◆ **EXERCISE DESCRIPTION**
Please reproduce each line of the data below exactly as shown.
### PROVIDED RECORDS
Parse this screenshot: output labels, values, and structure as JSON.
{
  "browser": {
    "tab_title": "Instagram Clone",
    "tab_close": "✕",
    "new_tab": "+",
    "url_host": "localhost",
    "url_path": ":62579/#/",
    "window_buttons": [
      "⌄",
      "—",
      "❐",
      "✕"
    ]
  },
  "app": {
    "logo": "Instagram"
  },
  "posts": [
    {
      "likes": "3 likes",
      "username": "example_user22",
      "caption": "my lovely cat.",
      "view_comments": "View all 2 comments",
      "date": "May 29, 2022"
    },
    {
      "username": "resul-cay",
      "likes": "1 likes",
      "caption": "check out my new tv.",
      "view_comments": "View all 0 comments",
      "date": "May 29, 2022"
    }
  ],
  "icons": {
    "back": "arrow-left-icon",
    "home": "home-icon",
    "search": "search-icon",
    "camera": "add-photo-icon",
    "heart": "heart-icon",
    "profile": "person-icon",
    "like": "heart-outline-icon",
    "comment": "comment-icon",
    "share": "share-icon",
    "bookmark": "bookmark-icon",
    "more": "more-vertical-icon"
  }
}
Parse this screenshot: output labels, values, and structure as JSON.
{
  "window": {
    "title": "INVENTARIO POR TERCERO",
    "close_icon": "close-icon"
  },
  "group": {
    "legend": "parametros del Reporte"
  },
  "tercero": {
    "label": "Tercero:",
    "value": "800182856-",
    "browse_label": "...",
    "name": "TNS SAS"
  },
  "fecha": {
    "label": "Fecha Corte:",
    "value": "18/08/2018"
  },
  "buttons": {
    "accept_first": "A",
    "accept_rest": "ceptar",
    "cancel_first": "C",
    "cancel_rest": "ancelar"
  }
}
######
◆ **RESULT OF THE TASK**
Parse this screenshot: output labels, values, and structure as JSON.
{
  "browser": {
    "tab_title": "Instagram Clone",
    "tab_close": "✕",
    "new_tab": "+",
    "url_host": "localhost",
    "url_path": ":62579/#/",
    "window_buttons": [
      "⌄",
      "—",
      "❐",
      "✕"
    ]
  },
  "app": {
    "logo": "Instagram"
  },
  "posts": [
    {
      "likes": "3 likes",
      "username": "example_user22",
      "caption": "my lovely cat.",
      "view_comments": "View all 2 comments",
      "date": "May 29, 2022"
    },
    {
      "username": "resul-cay",
      "likes": "1 likes",
      "caption": "check out my new tv.",
      "view_comments": "View all 0 comments",
      "date": "May 29, 2022"
    }
  ],
  "icons": {
    "back": "arrow-left-icon",
    "home": "home-icon",
    "search": "search-icon",
    "camera": "add-photo-icon",
    "heart": "heart-icon",
    "profile": "person-icon",
    "like": "heart-outline-icon",
    "comment": "comment-icon",
    "share": "share-icon",
    "bookmark": "bookmark-icon",
    "more": "more-vertical-icon"
  }
}
Parse this screenshot: output labels, values, and structure as JSON.
{
  "window": {
    "title": "INVENTARIO POR TERCERO",
    "close_icon": "close-icon"
  },
  "group": {
    "legend": "parametros del Reporte"
  },
  "tercero": {
    "label": "Tercero:",
    "value": "800182856-",
    "browse_label": "...",
    "name": "TNS SAS"
  },
  "fecha": {
    "label": "Fecha Corte:",
    "value": "18/08/2018"
  },
  "buttons": {
    "accept_first": "A",
    "accept_rest": "ceptar",
    "cancel_first": "C",
    "cancel_rest": "ancelar"
  }
}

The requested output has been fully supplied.